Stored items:
╭──
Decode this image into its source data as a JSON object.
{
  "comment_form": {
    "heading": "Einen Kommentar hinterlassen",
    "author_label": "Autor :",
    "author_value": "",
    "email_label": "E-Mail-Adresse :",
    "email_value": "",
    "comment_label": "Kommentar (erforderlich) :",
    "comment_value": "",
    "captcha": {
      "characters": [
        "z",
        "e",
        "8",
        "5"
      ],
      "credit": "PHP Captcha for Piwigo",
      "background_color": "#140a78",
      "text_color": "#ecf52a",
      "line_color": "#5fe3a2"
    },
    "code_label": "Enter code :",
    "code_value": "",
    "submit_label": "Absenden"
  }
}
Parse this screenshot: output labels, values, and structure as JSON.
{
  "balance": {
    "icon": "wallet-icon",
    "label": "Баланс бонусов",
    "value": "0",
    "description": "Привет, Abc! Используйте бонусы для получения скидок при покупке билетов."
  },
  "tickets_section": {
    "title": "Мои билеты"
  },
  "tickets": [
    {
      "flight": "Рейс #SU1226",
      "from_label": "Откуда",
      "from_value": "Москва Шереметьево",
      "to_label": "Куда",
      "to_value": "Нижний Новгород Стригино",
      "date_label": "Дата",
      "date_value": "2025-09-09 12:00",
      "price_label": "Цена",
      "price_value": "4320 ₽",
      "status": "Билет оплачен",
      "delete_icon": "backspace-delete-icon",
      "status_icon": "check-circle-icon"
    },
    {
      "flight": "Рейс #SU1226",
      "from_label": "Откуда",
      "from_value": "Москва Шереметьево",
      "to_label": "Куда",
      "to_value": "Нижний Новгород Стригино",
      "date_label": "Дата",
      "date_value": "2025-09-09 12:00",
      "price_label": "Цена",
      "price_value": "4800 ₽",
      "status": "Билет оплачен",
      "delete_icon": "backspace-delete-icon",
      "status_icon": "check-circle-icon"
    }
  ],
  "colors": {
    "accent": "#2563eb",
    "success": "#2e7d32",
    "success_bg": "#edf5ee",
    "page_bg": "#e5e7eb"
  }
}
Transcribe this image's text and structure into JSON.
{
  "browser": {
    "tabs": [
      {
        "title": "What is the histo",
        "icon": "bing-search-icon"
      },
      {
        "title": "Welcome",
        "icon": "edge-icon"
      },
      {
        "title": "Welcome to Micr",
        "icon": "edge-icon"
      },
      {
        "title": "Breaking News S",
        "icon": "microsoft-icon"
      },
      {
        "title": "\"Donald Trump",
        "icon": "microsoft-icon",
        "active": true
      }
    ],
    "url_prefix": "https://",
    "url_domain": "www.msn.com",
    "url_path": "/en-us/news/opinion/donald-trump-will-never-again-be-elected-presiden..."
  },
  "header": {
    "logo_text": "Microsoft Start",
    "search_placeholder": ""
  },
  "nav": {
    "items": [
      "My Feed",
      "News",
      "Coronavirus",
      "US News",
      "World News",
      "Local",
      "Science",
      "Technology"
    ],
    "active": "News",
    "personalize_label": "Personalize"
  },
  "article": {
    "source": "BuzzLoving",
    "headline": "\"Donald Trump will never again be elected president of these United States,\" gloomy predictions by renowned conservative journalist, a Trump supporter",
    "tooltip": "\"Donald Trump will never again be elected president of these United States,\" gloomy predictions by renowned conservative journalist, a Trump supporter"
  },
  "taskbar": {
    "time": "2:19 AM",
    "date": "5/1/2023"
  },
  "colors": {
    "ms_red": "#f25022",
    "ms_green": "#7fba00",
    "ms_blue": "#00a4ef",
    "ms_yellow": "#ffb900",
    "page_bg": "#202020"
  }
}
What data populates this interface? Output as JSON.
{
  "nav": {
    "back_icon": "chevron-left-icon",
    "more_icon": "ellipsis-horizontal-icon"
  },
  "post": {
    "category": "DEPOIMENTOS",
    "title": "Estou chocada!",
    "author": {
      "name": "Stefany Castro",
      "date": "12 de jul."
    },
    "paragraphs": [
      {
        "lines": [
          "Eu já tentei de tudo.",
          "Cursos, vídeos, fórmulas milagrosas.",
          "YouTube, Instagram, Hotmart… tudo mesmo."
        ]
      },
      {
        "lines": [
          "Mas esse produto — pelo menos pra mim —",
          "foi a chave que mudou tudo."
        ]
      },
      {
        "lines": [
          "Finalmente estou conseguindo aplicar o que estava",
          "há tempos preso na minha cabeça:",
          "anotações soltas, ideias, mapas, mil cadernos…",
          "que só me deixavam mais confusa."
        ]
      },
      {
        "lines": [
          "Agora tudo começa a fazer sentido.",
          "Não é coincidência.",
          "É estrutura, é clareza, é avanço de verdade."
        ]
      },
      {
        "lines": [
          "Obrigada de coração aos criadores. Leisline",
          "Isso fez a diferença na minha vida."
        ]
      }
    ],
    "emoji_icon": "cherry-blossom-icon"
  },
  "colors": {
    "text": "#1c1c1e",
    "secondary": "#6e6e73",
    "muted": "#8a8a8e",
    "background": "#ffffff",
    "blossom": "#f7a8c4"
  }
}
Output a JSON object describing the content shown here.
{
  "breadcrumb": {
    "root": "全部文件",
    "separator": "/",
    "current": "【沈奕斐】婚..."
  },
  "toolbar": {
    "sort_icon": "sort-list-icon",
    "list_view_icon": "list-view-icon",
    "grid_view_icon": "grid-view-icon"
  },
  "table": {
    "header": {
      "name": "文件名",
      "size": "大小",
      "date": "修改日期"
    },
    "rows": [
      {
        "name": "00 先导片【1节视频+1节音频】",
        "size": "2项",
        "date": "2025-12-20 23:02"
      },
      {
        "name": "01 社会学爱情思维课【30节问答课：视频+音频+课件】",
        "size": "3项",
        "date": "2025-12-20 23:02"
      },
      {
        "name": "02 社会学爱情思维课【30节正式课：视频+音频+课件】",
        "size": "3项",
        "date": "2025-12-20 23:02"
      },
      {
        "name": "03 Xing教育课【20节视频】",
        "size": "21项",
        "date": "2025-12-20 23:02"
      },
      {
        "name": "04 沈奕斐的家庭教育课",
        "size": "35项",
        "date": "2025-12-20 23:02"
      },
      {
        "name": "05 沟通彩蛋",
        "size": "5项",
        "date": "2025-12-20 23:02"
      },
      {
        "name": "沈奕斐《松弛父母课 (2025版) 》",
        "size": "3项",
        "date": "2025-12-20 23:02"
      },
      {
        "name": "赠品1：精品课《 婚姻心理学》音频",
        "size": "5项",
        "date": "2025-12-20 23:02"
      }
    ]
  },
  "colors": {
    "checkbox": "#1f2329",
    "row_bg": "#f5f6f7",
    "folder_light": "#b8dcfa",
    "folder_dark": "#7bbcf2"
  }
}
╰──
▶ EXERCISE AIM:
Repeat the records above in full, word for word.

▶ COMPLETED TASK:
Decode this image into its source data as a JSON object.
{
  "comment_form": {
    "heading": "Einen Kommentar hinterlassen",
    "author_label": "Autor :",
    "author_value": "",
    "email_label": "E-Mail-Adresse :",
    "email_value": "",
    "comment_label": "Kommentar (erforderlich) :",
    "comment_value": "",
    "captcha": {
      "characters": [
        "z",
        "e",
        "8",
        "5"
      ],
      "credit": "PHP Captcha for Piwigo",
      "background_color": "#140a78",
      "text_color": "#ecf52a",
      "line_color": "#5fe3a2"
    },
    "code_label": "Enter code :",
    "code_value": "",
    "submit_label": "Absenden"
  }
}
Parse this screenshot: output labels, values, and structure as JSON.
{
  "balance": {
    "icon": "wallet-icon",
    "label": "Баланс бонусов",
    "value": "0",
    "description": "Привет, Abc! Используйте бонусы для получения скидок при покупке билетов."
  },
  "tickets_section": {
    "title": "Мои билеты"
  },
  "tickets": [
    {
      "flight": "Рейс #SU1226",
      "from_label": "Откуда",
      "from_value": "Москва Шереметьево",
      "to_label": "Куда",
      "to_value": "Нижний Новгород Стригино",
      "date_label": "Дата",
      "date_value": "2025-09-09 12:00",
      "price_label": "Цена",
      "price_value": "4320 ₽",
      "status": "Билет оплачен",
      "delete_icon": "backspace-delete-icon",
      "status_icon": "check-circle-icon"
    },
    {
      "flight": "Рейс #SU1226",
      "from_label": "Откуда",
      "from_value": "Москва Шереметьево",
      "to_label": "Куда",
      "to_value": "Нижний Новгород Стригино",
      "date_label": "Дата",
      "date_value": "2025-09-09 12:00",
      "price_label": "Цена",
      "price_value": "4800 ₽",
      "status": "Билет оплачен",
      "delete_icon": "backspace-delete-icon",
      "status_icon": "check-circle-icon"
    }
  ],
  "colors": {
    "accent": "#2563eb",
    "success": "#2e7d32",
    "success_bg": "#edf5ee",
    "page_bg": "#e5e7eb"
  }
}
Transcribe this image's text and structure into JSON.
{
  "browser": {
    "tabs": [
      {
        "title": "What is the histo",
        "icon": "bing-search-icon"
      },
      {
        "title": "Welcome",
        "icon": "edge-icon"
      },
      {
        "title": "Welcome to Micr",
        "icon": "edge-icon"
      },
      {
        "title": "Breaking News S",
        "icon": "microsoft-icon"
      },
      {
        "title": "\"Donald Trump",
        "icon": "microsoft-icon",
        "active": true
      }
    ],
    "url_prefix": "https://",
    "url_domain": "www.msn.com",
    "url_path": "/en-us/news/opinion/donald-trump-will-never-again-be-elected-presiden..."
  },
  "header": {
    "logo_text": "Microsoft Start",
    "search_placeholder": ""
  },
  "nav": {
    "items": [
      "My Feed",
      "News",
      "Coronavirus",
      "US News",
      "World News",
      "Local",
      "Science",
      "Technology"
    ],
    "active": "News",
    "personalize_label": "Personalize"
  },
  "article": {
    "source": "BuzzLoving",
    "headline": "\"Donald Trump will never again be elected president of these United States,\" gloomy predictions by renowned conservative journalist, a Trump supporter",
    "tooltip": "\"Donald Trump will never again be elected president of these United States,\" gloomy predictions by renowned conservative journalist, a Trump supporter"
  },
  "taskbar": {
    "time": "2:19 AM",
    "date": "5/1/2023"
  },
  "colors": {
    "ms_red": "#f25022",
    "ms_green": "#7fba00",
    "ms_blue": "#00a4ef",
    "ms_yellow": "#ffb900",
    "page_bg": "#202020"
  }
}
What data populates this interface? Output as JSON.
{
  "nav": {
    "back_icon": "chevron-left-icon",
    "more_icon": "ellipsis-horizontal-icon"
  },
  "post": {
    "category": "DEPOIMENTOS",
    "title": "Estou chocada!",
    "author": {
      "name": "Stefany Castro",
      "date": "12 de jul."
    },
    "paragraphs": [
      {
        "lines": [
          "Eu já tentei de tudo.",
          "Cursos, vídeos, fórmulas milagrosas.",
          "YouTube, Instagram, Hotmart… tudo mesmo."
        ]
      },
      {
        "lines": [
          "Mas esse produto — pelo menos pra mim —",
          "foi a chave que mudou tudo."
        ]
      },
      {
        "lines": [
          "Finalmente estou conseguindo aplicar o que estava",
          "há tempos preso na minha cabeça:",
          "anotações soltas, ideias, mapas, mil cadernos…",
          "que só me deixavam mais confusa."
        ]
      },
      {
        "lines": [
          "Agora tudo começa a fazer sentido.",
          "Não é coincidência.",
          "É estrutura, é clareza, é avanço de verdade."
        ]
      },
      {
        "lines": [
          "Obrigada de coração aos criadores. Leisline",
          "Isso fez a diferença na minha vida."
        ]
      }
    ],
    "emoji_icon": "cherry-blossom-icon"
  },
  "colors": {
    "text": "#1c1c1e",
    "secondary": "#6e6e73",
    "muted": "#8a8a8e",
    "background": "#ffffff",
    "blossom": "#f7a8c4"
  }
}
Output a JSON object describing the content shown here.
{
  "breadcrumb": {
    "root": "全部文件",
    "separator": "/",
    "current": "【沈奕斐】婚..."
  },
  "toolbar": {
    "sort_icon": "sort-list-icon",
    "list_view_icon": "list-view-icon",
    "grid_view_icon": "grid-view-icon"
  },
  "table": {
    "header": {
      "name": "文件名",
      "size": "大小",
      "date": "修改日期"
    },
    "rows": [
      {
        "name": "00 先导片【1节视频+1节音频】",
        "size": "2项",
        "date": "2025-12-20 23:02"
      },
      {
        "name": "01 社会学爱情思维课【30节问答课：视频+音频+课件】",
        "size": "3项",
        "date": "2025-12-20 23:02"
      },
      {
        "name": "02 社会学爱情思维课【30节正式课：视频+音频+课件】",
        "size": "3项",
        "date": "2025-12-20 23:02"
      },
      {
        "name": "03 Xing教育课【20节视频】",
        "size": "21项",
        "date": "2025-12-20 23:02"
      },
      {
        "name": "04 沈奕斐的家庭教育课",
        "size": "35项",
        "date": "2025-12-20 23:02"
      },
      {
        "name": "05 沟通彩蛋",
        "size": "5项",
        "date": "2025-12-20 23:02"
      },
      {
        "name": "沈奕斐《松弛父母课 (2025版) 》",
        "size": "3项",
        "date": "2025-12-20 23:02"
      },
      {
        "name": "赠品1：精品课《 婚姻心理学》音频",
        "size": "5项",
        "date": "2025-12-20 23:02"
      }
    ]
  },
  "colors": {
    "checkbox": "#1f2329",
    "row_bg": "#f5f6f7",
    "folder_light": "#b8dcfa",
    "folder_dark": "#7bbcf2"
  }
}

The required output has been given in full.